#### TASK:
Whatever appears in the records, retype it exactly, except for the pictures.

Segment Start: PROVIDED RECORDS

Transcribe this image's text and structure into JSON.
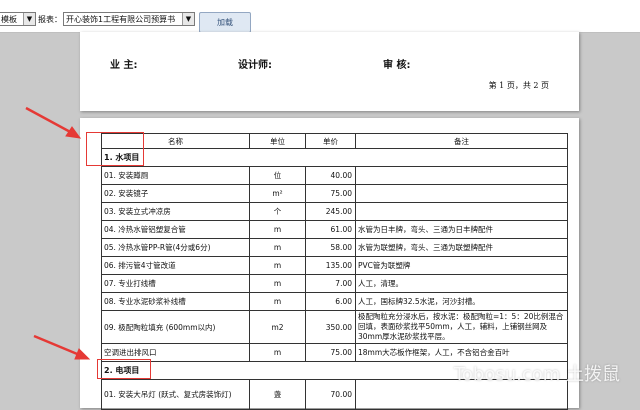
{
  "toolbar": {
    "first_select": "模板",
    "report_label": "报表：",
    "report_select": "开心装饰1工程有限公司预算书",
    "load_button": "加载"
  },
  "page1": {
    "owner_label": "业 主:",
    "designer_label": "设计师:",
    "reviewer_label": "审 核:",
    "page_number": "第 1 页，共 2 页"
  },
  "table": {
    "headers": [
      "名称",
      "单位",
      "单价",
      "备注"
    ],
    "section1": "1. 水项目",
    "rows1": [
      {
        "name": "01. 安装蹲厕",
        "unit": "位",
        "price": "40.00",
        "note": ""
      },
      {
        "name": "02. 安装镜子",
        "unit": "m²",
        "price": "75.00",
        "note": ""
      },
      {
        "name": "03. 安装立式冲凉房",
        "unit": "个",
        "price": "245.00",
        "note": ""
      },
      {
        "name": "04. 冷热水管铝塑复合管",
        "unit": "m",
        "price": "61.00",
        "note": "水管为日丰牌，弯头、三通为日丰牌配件"
      },
      {
        "name": "05. 冷热水管PP-R管(4分或6分)",
        "unit": "m",
        "price": "58.00",
        "note": "水管为联塑牌，弯头、三通为联塑牌配件"
      },
      {
        "name": "06. 排污管4寸管改道",
        "unit": "m",
        "price": "135.00",
        "note": "PVC管为联塑牌"
      },
      {
        "name": "07. 专业打线槽",
        "unit": "m",
        "price": "7.00",
        "note": "人工，清理。"
      },
      {
        "name": "08. 专业水泥砂浆补线槽",
        "unit": "m",
        "price": "6.00",
        "note": "人工，国标牌32.5水泥，河沙封槽。"
      },
      {
        "name": "09. 极配陶粒填充 (600mm以内)",
        "unit": "m2",
        "price": "350.00",
        "note": "极配陶粒充分浸水后，按水泥：极配陶粒=1：5：20比例混合回填，表面砂浆找平50mm，人工，辅料，上铺钢丝网及30mm厚水泥砂浆找平层。"
      },
      {
        "name": "空调进出排风口",
        "unit": "m",
        "price": "75.00",
        "note": "18mm大芯板作框架，人工，不含铝合金百叶"
      }
    ],
    "section2": "2. 电项目",
    "rows2": [
      {
        "name": "01. 安装大吊灯 (跃式、复式房装饰灯)",
        "unit": "盏",
        "price": "70.00",
        "note": ""
      }
    ]
  },
  "watermark": "Tobosu.com 土拨鼠"
}
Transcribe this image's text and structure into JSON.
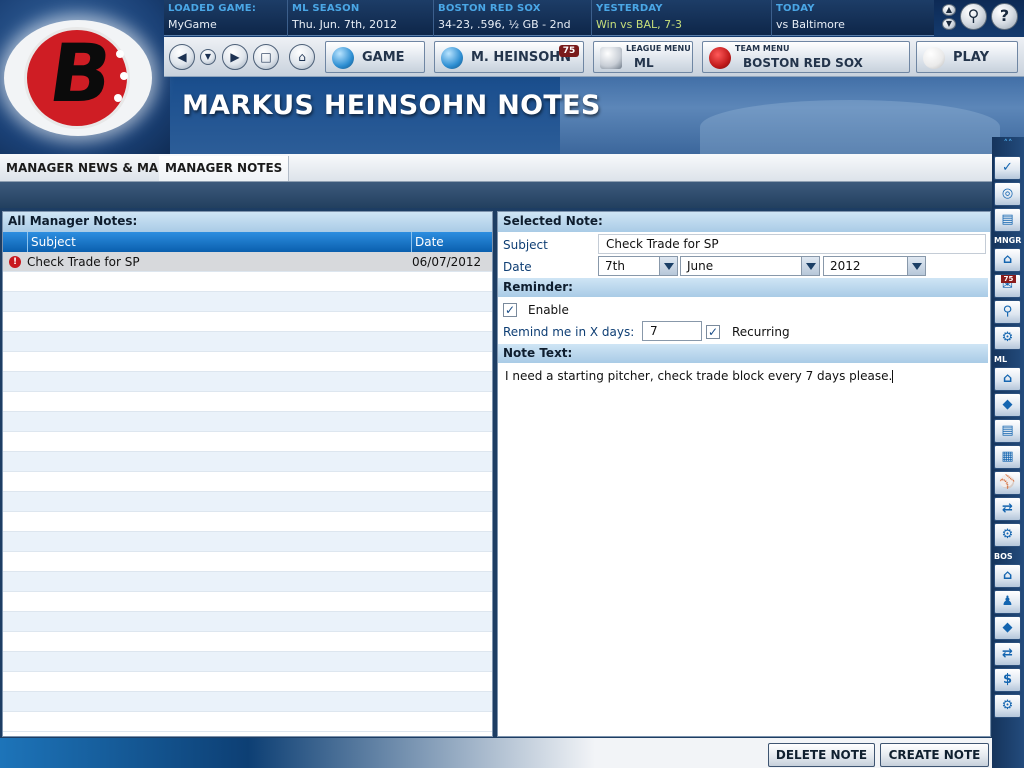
{
  "info_bar": {
    "loaded_game": {
      "label": "LOADED GAME:",
      "value": "MyGame"
    },
    "season": {
      "label": "ML SEASON",
      "value": "Thu. Jun. 7th, 2012"
    },
    "team": {
      "label": "BOSTON RED SOX",
      "value": "34-23, .596, ½ GB - 2nd"
    },
    "yesterday": {
      "label": "YESTERDAY",
      "value": "Win vs BAL, 7-3"
    },
    "today": {
      "label": "TODAY",
      "value": "vs Baltimore"
    }
  },
  "logo": {
    "letter": "B"
  },
  "nav": {
    "back_glyph": "◀",
    "down_glyph": "▼",
    "forward_glyph": "▶",
    "game_label": "GAME",
    "manager_label": "M. HEINSOHN",
    "manager_badge": "75",
    "league_menu_small": "LEAGUE MENU",
    "league_menu_label": "ML",
    "team_menu_small": "TEAM MENU",
    "team_menu_label": "BOSTON RED SOX",
    "play_label": "PLAY"
  },
  "page_title": "MARKUS HEINSOHN NOTES",
  "tabs": [
    {
      "label": "MANAGER NEWS & MAIL",
      "active": false
    },
    {
      "label": "MANAGER NOTES",
      "active": true
    }
  ],
  "notes_list": {
    "title": "All Manager Notes:",
    "columns": [
      "Subject",
      "Date"
    ],
    "rows": [
      {
        "subject": "Check Trade for SP",
        "date": "06/07/2012",
        "alert": "!"
      }
    ]
  },
  "selected_note": {
    "title": "Selected Note:",
    "subject_label": "Subject",
    "subject_value": "Check Trade for SP",
    "date_label": "Date",
    "date_day": "7th",
    "date_month": "June",
    "date_year": "2012",
    "reminder_title": "Reminder:",
    "enable_label": "Enable",
    "enable_checked": true,
    "remind_label": "Remind me in X days:",
    "remind_days": "7",
    "recurring_label": "Recurring",
    "recurring_checked": true,
    "note_text_title": "Note Text:",
    "note_text": "I need a starting pitcher, check trade block every 7 days please."
  },
  "footer": {
    "delete_label": "DELETE NOTE",
    "create_label": "CREATE NOTE"
  },
  "sidebar": {
    "collapse_glyph": "˄˄",
    "sections": [
      {
        "label": "MNGR"
      },
      {
        "label": "ML"
      },
      {
        "label": "BOS"
      }
    ],
    "mail_badge": "75"
  },
  "colors": {
    "accent": "#1b6fc4",
    "header_label": "#4aa7e6",
    "alert": "#c8191e",
    "logo_red": "#cf1d24"
  }
}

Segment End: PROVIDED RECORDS

#### RESPONSE FOR THIS EXERCISE:
Transcribe this image's text and structure into JSON.
{
  "toolbar": {
    "first_select": "模板",
    "report_label": "报表：",
    "report_select": "开心装饰1工程有限公司预算书",
    "load_button": "加载"
  },
  "page1": {
    "owner_label": "业 主:",
    "designer_label": "设计师:",
    "reviewer_label": "审 核:",
    "page_number": "第 1 页，共 2 页"
  },
  "table": {
    "headers": [
      "名称",
      "单位",
      "单价",
      "备注"
    ],
    "section1": "1. 水项目",
    "rows1": [
      {
        "name": "01. 安装蹲厕",
        "unit": "位",
        "price": "40.00",
        "note": ""
      },
      {
        "name": "02. 安装镜子",
        "unit": "m²",
        "price": "75.00",
        "note": ""
      },
      {
        "name": "03. 安装立式冲凉房",
        "unit": "个",
        "price": "245.00",
        "note": ""
      },
      {
        "name": "04. 冷热水管铝塑复合管",
        "unit": "m",
        "price": "61.00",
        "note": "水管为日丰牌，弯头、三通为日丰牌配件"
      },
      {
        "name": "05. 冷热水管PP-R管(4分或6分)",
        "unit": "m",
        "price": "58.00",
        "note": "水管为联塑牌，弯头、三通为联塑牌配件"
      },
      {
        "name": "06. 排污管4寸管改道",
        "unit": "m",
        "price": "135.00",
        "note": "PVC管为联塑牌"
      },
      {
        "name": "07. 专业打线槽",
        "unit": "m",
        "price": "7.00",
        "note": "人工，清理。"
      },
      {
        "name": "08. 专业水泥砂浆补线槽",
        "unit": "m",
        "price": "6.00",
        "note": "人工，国标牌32.5水泥，河沙封槽。"
      },
      {
        "name": "09. 极配陶粒填充 (600mm以内)",
        "unit": "m2",
        "price": "350.00",
        "note": "极配陶粒充分浸水后，按水泥：极配陶粒=1：5：20比例混合回填，表面砂浆找平50mm，人工，辅料，上铺钢丝网及30mm厚水泥砂浆找平层。"
      },
      {
        "name": "空调进出排风口",
        "unit": "m",
        "price": "75.00",
        "note": "18mm大芯板作框架，人工，不含铝合金百叶"
      }
    ],
    "section2": "2. 电项目",
    "rows2": [
      {
        "name": "01. 安装大吊灯 (跃式、复式房装饰灯)",
        "unit": "盏",
        "price": "70.00",
        "note": ""
      }
    ]
  },
  "watermark": "Tobosu.com 土拨鼠"
}
Transcribe this image's text and structure into JSON.
{
  "info_bar": {
    "loaded_game": {
      "label": "LOADED GAME:",
      "value": "MyGame"
    },
    "season": {
      "label": "ML SEASON",
      "value": "Thu. Jun. 7th, 2012"
    },
    "team": {
      "label": "BOSTON RED SOX",
      "value": "34-23, .596, ½ GB - 2nd"
    },
    "yesterday": {
      "label": "YESTERDAY",
      "value": "Win vs BAL, 7-3"
    },
    "today": {
      "label": "TODAY",
      "value": "vs Baltimore"
    }
  },
  "logo": {
    "letter": "B"
  },
  "nav": {
    "back_glyph": "◀",
    "down_glyph": "▼",
    "forward_glyph": "▶",
    "game_label": "GAME",
    "manager_label": "M. HEINSOHN",
    "manager_badge": "75",
    "league_menu_small": "LEAGUE MENU",
    "league_menu_label": "ML",
    "team_menu_small": "TEAM MENU",
    "team_menu_label": "BOSTON RED SOX",
    "play_label": "PLAY"
  },
  "page_title": "MARKUS HEINSOHN NOTES",
  "tabs": [
    {
      "label": "MANAGER NEWS & MAIL",
      "active": false
    },
    {
      "label": "MANAGER NOTES",
      "active": true
    }
  ],
  "notes_list": {
    "title": "All Manager Notes:",
    "columns": [
      "Subject",
      "Date"
    ],
    "rows": [
      {
        "subject": "Check Trade for SP",
        "date": "06/07/2012",
        "alert": "!"
      }
    ]
  },
  "selected_note": {
    "title": "Selected Note:",
    "subject_label": "Subject",
    "subject_value": "Check Trade for SP",
    "date_label": "Date",
    "date_day": "7th",
    "date_month": "June",
    "date_year": "2012",
    "reminder_title": "Reminder:",
    "enable_label": "Enable",
    "enable_checked": true,
    "remind_label": "Remind me in X days:",
    "remind_days": "7",
    "recurring_label": "Recurring",
    "recurring_checked": true,
    "note_text_title": "Note Text:",
    "note_text": "I need a starting pitcher, check trade block every 7 days please."
  },
  "footer": {
    "delete_label": "DELETE NOTE",
    "create_label": "CREATE NOTE"
  },
  "sidebar": {
    "collapse_glyph": "˄˄",
    "sections": [
      {
        "label": "MNGR"
      },
      {
        "label": "ML"
      },
      {
        "label": "BOS"
      }
    ],
    "mail_badge": "75"
  },
  "colors": {
    "accent": "#1b6fc4",
    "header_label": "#4aa7e6",
    "alert": "#c8191e",
    "logo_red": "#cf1d24"
  }
}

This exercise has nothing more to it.